Social media is changing the way we communicate with others. We are now more connected than ever. Twitter has helped spark a revolution in the Middle East and now a call for social change with the recent events in Ferguson, Missouri. It’s cool how users are having prearranged conversations through the use of hashtags. A tweetchat is defined as pre-arranged conversation that happens on Twitter through the use of tweets and a predefined hashtag to link. 


Here a five tips on getting the most out of a tweetchat


1. Don’t be afraid to engage with others tweeters!

2. Share tweets you agree or disagree with from the tweetchat by re-tweeting, favorites and mention the user.
3. Always include the correct hashtag
4. Let the moderator and others know which question you are answering. Try to keep tweets relevant to the topic! 
5. Always be respectful of others and there opinions. You are there to learn and laugh!

Don’t forget to follow our Eagle Strategies class hashtag. 

—> #UNT4270 

Facebook Groups Connect Enthusiasts

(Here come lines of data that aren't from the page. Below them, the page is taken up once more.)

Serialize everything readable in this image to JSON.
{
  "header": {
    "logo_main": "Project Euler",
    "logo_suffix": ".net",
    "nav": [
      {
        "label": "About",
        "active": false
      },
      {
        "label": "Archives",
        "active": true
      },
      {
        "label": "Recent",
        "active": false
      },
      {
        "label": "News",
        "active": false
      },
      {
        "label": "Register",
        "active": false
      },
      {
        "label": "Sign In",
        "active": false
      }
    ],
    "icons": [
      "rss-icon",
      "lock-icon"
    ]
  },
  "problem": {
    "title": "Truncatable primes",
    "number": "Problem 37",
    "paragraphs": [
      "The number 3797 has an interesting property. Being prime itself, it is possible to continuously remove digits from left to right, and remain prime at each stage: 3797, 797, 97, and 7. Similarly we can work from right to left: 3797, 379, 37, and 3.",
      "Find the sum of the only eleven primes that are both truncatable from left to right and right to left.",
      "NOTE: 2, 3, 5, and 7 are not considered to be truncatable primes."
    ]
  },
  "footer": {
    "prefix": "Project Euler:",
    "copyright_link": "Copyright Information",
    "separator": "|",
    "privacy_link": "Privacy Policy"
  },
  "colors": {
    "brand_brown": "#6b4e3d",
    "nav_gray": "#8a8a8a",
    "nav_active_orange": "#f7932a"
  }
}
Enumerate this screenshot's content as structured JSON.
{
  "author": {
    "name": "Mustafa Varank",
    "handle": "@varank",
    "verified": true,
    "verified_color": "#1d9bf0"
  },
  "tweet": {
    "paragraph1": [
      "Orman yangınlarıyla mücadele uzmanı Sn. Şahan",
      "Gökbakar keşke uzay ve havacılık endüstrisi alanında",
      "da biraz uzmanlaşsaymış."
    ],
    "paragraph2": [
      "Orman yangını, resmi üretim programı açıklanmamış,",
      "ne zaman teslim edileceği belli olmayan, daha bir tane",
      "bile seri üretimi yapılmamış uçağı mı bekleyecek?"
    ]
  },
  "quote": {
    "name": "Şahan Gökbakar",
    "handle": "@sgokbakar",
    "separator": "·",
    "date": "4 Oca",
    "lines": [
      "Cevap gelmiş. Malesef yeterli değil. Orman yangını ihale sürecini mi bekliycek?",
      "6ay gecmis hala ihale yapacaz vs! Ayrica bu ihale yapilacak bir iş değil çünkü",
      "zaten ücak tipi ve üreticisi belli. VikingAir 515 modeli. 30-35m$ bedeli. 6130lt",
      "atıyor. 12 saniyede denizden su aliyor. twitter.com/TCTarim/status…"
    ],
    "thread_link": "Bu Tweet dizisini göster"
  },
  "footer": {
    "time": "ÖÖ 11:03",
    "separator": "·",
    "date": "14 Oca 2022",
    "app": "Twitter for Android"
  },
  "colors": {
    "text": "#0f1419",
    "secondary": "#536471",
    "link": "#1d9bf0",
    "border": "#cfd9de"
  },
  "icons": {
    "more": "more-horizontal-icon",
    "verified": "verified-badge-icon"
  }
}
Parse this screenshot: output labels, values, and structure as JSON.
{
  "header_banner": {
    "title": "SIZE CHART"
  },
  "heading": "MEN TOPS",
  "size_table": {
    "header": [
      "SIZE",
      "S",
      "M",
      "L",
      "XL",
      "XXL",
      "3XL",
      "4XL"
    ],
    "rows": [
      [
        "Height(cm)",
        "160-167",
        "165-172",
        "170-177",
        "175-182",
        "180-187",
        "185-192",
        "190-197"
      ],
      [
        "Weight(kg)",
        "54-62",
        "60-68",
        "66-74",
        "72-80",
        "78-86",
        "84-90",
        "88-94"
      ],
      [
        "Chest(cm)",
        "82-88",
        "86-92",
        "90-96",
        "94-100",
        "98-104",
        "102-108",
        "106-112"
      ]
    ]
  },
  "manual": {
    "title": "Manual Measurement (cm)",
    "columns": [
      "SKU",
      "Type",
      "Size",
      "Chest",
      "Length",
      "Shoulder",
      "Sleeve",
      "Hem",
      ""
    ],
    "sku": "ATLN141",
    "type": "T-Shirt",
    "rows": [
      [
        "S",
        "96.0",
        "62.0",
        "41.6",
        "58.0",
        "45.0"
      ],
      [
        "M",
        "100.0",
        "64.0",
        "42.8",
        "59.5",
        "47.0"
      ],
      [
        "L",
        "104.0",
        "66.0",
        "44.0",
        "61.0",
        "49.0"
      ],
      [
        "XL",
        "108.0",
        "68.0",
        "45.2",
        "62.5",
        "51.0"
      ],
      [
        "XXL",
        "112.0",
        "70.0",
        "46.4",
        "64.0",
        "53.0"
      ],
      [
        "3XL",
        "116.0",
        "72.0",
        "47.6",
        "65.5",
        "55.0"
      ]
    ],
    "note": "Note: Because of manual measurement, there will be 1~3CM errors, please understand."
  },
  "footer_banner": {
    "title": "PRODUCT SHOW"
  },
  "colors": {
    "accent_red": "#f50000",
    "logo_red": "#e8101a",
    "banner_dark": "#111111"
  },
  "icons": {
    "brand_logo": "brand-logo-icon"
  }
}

By Aaron Starnes
I’m a Facebook user with a variety of interests. One of my key interests is automobiles and the culture surrounding them. To keep abreast of what the community at large, as well as those who prescribe to a specific genre, are thinking, I’ve joined a number of specific automotive groups relevant to the personal interests I have and the trends I wish to follow.

The ability to engage with far flung enthusiasts has broadened my understanding of a community that seems to transcend borders and language. The car culture is a real one and though it varies, just like a mighty river, the individual sects, or genres are like tributaries. They all feed into the greater love of all things automotive. It’s no surprise you can find at least one Facebook group dedicated to the most rarefied type of vehicle. In this way Facebook really has made the world a smaller, and more friendly place, at least as far as cars go.

Ferguson exploded the internet

Ferguson exploded the internet
By: Valerie Vera
We have all seen earlier this week the news about the jury decision on Michael Brown’s case in Ferguson Missouri. He officer that shot him was not convicted of any charges. During the decision twitter and facebook’s news feed was about everyone thoughts or news updates on the jury’s decision. At this time I was scheduled in a tweetchat, 45 minutes had gone by and some one tweeted on our conversation “Please shut down #socialchat, We’re in the middle of a national tragedy #ferguson”
This tragedy created so much action in the social media platform. People feel strongly about their thoughts on this case. When situations like this happen, people will believe anything they read, and that can be dangerous. Anyone can create a website and write whatever they want and make it look official.  Always make sure you can credit your source.